Johnson additionally has served as offensive coordinator at each Houston and Utah, his alma mater. He went 26-7 because the Utes’ beginning quarterback and led the crew to an undefeated season and a Sugar Bowl championship in 2008.
The NFL Community first reported the Eagles’ hiring of Johnson.
Johnson labored with standout quarterbacks like Dak Prescott at Mississippi State, D’Eriq King at Houston and Kyle Trask at Florida, who turned a Heisman Trophy finalist in 2020. This might be his first cease within the NFL.
Johnson interviewed for faculty head-coaching vacancies at each South Carolina and Boise State in current weeks, sources informed ESPN.

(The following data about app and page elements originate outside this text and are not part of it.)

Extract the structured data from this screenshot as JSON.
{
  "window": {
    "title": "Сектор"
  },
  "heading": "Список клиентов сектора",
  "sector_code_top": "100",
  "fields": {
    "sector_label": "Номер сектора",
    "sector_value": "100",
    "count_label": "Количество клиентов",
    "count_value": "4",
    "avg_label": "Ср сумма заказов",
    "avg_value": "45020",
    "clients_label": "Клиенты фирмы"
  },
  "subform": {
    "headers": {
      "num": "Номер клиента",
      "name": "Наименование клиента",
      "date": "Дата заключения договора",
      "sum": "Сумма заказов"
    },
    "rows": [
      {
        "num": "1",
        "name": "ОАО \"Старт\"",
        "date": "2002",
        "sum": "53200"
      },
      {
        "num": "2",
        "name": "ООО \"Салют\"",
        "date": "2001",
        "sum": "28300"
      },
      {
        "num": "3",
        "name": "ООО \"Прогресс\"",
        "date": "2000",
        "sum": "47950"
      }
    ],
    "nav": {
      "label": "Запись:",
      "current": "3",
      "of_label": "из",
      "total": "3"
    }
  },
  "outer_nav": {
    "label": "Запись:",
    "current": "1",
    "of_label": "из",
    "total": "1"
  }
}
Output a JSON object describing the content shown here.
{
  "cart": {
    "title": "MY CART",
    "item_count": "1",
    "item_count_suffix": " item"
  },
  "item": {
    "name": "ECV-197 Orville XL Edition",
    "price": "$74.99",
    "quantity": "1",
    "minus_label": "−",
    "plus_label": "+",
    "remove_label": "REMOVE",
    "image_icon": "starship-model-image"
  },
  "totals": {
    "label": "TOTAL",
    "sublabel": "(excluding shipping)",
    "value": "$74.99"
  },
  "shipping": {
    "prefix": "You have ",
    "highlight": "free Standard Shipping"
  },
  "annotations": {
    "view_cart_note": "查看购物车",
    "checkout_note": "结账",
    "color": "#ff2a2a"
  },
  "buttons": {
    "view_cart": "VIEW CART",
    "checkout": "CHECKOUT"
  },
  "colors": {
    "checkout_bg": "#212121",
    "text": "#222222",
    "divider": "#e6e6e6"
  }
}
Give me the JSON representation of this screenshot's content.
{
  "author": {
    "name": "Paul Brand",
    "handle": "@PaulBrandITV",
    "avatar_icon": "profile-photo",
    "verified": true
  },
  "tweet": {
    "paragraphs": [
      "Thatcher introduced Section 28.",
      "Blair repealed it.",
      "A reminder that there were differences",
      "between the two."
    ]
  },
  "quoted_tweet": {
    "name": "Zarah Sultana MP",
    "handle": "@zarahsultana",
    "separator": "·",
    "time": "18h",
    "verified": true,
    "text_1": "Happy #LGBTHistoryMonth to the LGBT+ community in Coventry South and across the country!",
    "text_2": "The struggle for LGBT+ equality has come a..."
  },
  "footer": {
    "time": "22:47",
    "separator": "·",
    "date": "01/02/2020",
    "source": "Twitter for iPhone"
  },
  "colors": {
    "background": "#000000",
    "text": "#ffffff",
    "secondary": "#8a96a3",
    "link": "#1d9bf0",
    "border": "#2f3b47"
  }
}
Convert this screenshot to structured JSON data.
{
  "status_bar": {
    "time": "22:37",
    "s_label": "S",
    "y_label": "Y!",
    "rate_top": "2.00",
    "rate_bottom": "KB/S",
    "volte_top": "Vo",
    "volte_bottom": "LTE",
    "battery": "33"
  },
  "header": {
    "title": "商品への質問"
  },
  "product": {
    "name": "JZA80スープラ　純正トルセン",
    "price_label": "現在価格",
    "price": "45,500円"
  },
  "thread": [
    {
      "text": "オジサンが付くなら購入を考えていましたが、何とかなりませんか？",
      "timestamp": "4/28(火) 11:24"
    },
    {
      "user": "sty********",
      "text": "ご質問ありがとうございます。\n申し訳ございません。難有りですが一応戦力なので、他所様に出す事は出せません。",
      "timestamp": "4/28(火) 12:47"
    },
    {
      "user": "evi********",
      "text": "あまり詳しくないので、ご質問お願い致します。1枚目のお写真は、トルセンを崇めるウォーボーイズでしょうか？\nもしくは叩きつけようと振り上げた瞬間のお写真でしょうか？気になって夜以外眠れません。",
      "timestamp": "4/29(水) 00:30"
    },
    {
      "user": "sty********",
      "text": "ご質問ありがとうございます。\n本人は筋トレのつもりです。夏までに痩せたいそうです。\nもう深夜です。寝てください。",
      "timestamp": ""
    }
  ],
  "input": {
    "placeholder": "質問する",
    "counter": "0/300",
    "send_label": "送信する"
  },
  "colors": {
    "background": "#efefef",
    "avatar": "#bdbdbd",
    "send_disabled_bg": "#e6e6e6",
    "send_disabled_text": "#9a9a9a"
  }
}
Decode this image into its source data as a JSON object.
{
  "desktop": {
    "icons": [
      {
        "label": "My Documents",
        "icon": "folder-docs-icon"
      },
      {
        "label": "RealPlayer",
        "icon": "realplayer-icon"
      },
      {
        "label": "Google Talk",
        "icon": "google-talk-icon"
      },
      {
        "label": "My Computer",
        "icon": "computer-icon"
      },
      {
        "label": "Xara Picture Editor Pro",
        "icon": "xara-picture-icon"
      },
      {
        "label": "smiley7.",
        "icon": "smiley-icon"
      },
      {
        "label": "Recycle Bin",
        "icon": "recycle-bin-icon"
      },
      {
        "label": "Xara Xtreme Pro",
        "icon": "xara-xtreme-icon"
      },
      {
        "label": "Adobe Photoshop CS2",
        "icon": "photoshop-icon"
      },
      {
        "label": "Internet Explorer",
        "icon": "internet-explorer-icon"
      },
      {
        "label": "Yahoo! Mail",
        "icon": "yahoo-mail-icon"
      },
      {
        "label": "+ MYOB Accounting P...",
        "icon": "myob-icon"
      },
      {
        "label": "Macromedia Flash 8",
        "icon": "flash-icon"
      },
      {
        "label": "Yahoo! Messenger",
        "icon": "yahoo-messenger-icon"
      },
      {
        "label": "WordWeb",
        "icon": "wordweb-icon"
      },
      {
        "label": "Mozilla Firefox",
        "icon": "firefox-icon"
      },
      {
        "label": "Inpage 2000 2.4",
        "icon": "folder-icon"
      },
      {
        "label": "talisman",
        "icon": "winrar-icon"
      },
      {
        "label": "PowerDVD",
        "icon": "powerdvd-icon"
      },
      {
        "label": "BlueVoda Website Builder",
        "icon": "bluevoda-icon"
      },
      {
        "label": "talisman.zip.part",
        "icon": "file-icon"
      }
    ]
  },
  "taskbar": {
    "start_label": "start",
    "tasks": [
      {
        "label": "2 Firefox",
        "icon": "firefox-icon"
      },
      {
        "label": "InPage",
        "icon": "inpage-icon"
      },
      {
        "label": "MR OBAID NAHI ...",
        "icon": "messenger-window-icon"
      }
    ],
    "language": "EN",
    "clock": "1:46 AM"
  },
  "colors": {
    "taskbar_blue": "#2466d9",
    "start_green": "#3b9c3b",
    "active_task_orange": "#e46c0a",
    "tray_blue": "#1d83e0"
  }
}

Johnson has an fascinating hyperlink to Eagles quarterback Jalen Hurts. He performed beneath Hurts’ father, Averion, at Baytown Lee Excessive College in Texas and has recognized Jalen since he was Four years outdated, in accordance with the Philadelphia Inquirer. Johnson later recruited Jalen to play at Mississippi State, however Hurts finally selected Alabama.
Florida’s offense scored 39.eight factors per recreation in 2020, which ranked 13th within the nation. Trask, who was a backup on his highschool crew his last three years, had a monster yr, finishing 69 % of his throws for over 4,000 yards with 43 touchdowns to eight interceptions.
The Eagles are assembling a younger employees beneath 39-year-old Sirianni, with defensive coordinator Jonathan Gannon (37), offensive coordinator Shane Steichen (35), go recreation coordinator Kevin Patullo (39) and Johnson (33) all beneath 40.
Data from ESPN’s Tim McManus was used on this report.